In July, two brothers aged four and 18 months were allegedly murdered by their mother's boyfriend in Toowoomba, west of Brisbane. Department of Child Safety officers had contact with the older boy a fortnight before his death and handed him back to his mother and her partner.
A MOST interesting study of ill health among war veterans
Anti-malaria drug PREVENTS cancer. A fascinating finding. Australia had conscription during the Vietnam war so the sample is unusually representative. Dapsone is quite an old drug but is still not well understood. It is related to the Sulfonamides
Australia's Vietnam veterans were not harmed by taking the drug Dapsone to protect against malaria, a new study has found. The finding has eased veterans' concerns that Dapsone might have contributed to health problems they suffered in later life. Veterans Affairs Minister Bruce Billson said the study showed the incidence of cancer among those who took Dapsone was actually 10 per cent lower than in a comparison group of veterans.
But, like earlier studies into the cancer and mortality of Vietnam veterans, the study confirmed that Vietnam war service had adverse effects on the health of many veterans, he said. "The overall incidence of cancer in both groups of veterans is significantly higher than in the Australian population," he said in a statement. "For those who took Dapsone it was seven per cent higher and 20 per cent for those who didn't." [In other words, dapsone eliminated two thirds of the bad effects. Most impressive. IT WOULD SEEM TO SUGGEST A PREDOMINANTLY BACTERIAL CAUSE IN THE GENESIS OF CANCER AMONG VETERANS]

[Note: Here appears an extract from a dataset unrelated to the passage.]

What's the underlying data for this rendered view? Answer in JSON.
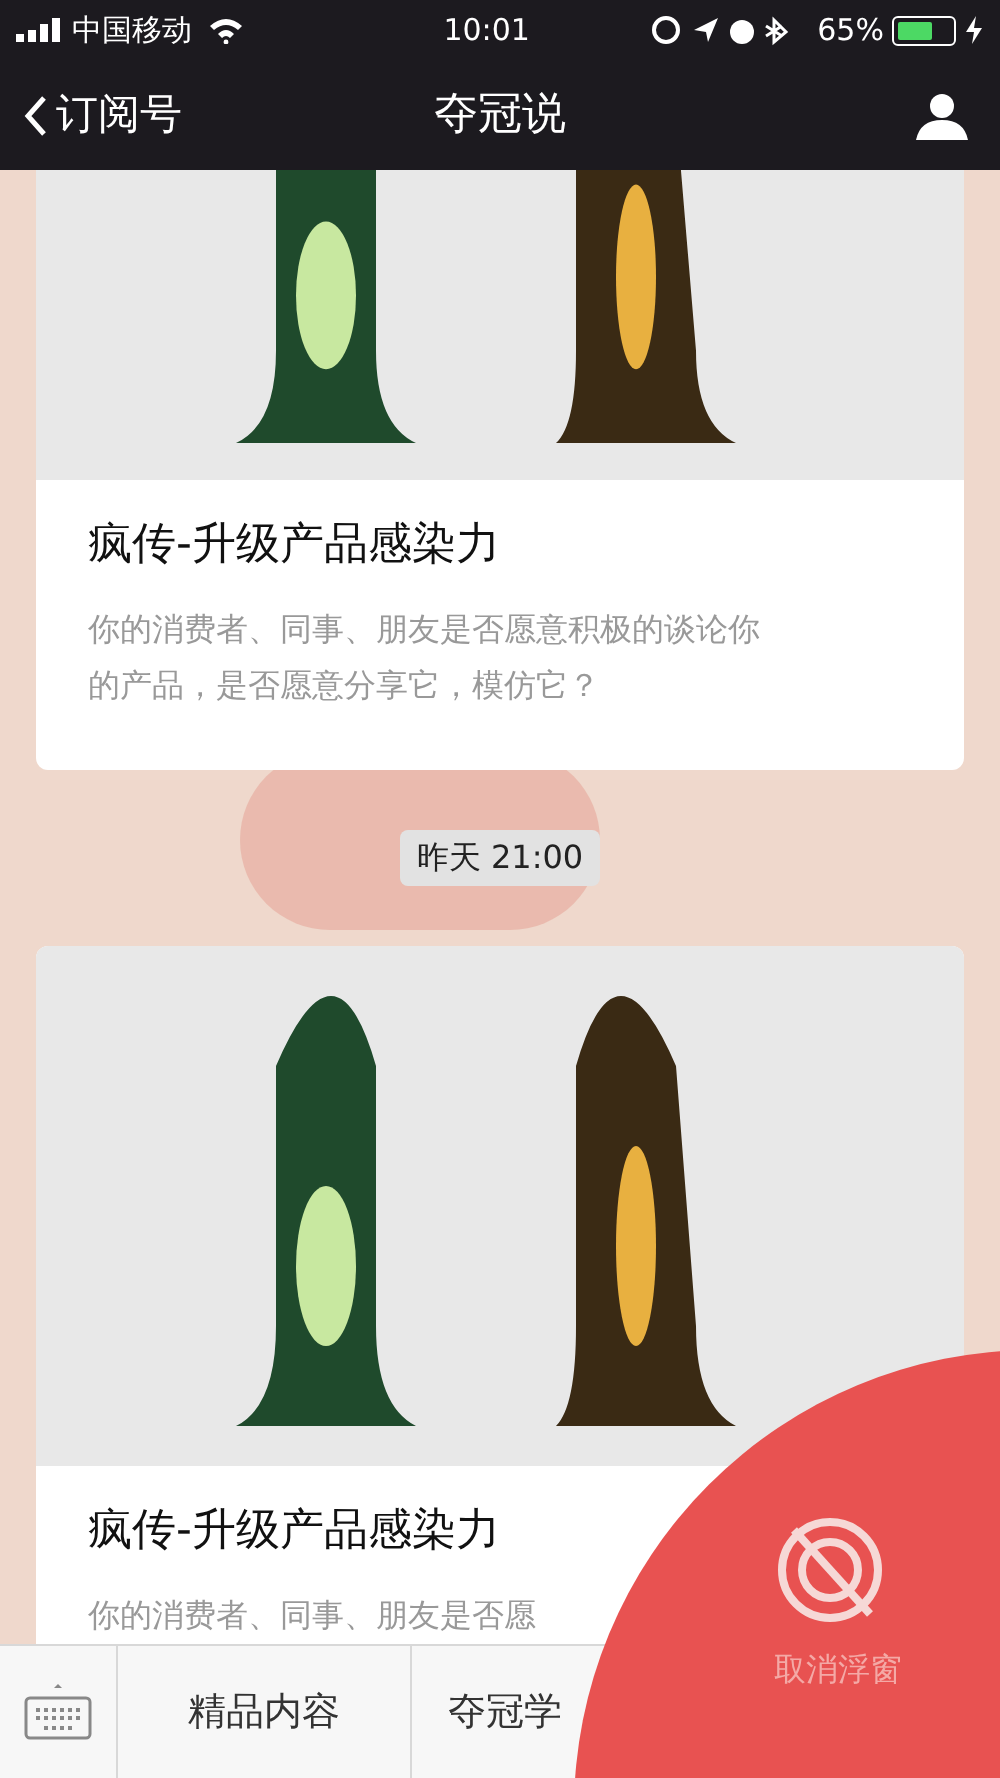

Vietnam Veterans Association national president Ron Coxon said veterans had been concerned that they might have been used as guinea pigs to test a drug that had health risks. "We had serious concerns that the veterans on Dapsone might have had some serious side effects from that medication," he said. "But from the controlled studies that have been done it would appear that is not the case ... this would seem to allay that."
Dapsone is an anti-bacterial drug most commonly used in the treatment of leprosy. During the Vietnam war, some Australian troops took the drug Paludrine as an anti-malarial agent, while some took both Paludrine and Dapsone. A royal commission into the effects of the herbicide agent orange on Australian troops in Vietnam, established in 1983, reviewed the use of Dapsone and recommended there be further study into whether it caused cancer.
The report released on Wednesday is the fourth and final volume of The Australian Vietnam Veterans Mortality and Cancer Incidence Study. This study, produced by the Department of Veterans Affairs in conjunction with the Australian Institute of Health and Welfare, examined all army veterans deaths identified from the end of Vietnam service to 2001, and all cancers diagnosed from 1982 to 2000. It compared death and cancer rates among those who consumed a combination of Dapsone and Paludrine with those who used Paludrine alone and concluded there was little evidence that Dapsone was associated with an increased cancer risk.
"There are case reports of cancers among persons who have taken Dapsone, but no specific or unusual site of cancer consistently appears in these reports," it said. "None of the reports gives a biological argument for an association of specific cancers with Dapsone use." It said most cases described in scientific literature as developing cancer had been taking Dapsone in high doses over long periods to treat leprosy. "The study revealed no definite evidence that Dapsone exposure (among Australian servicemen in Vietnam) was associated with an increase in total cancer incidence," it said.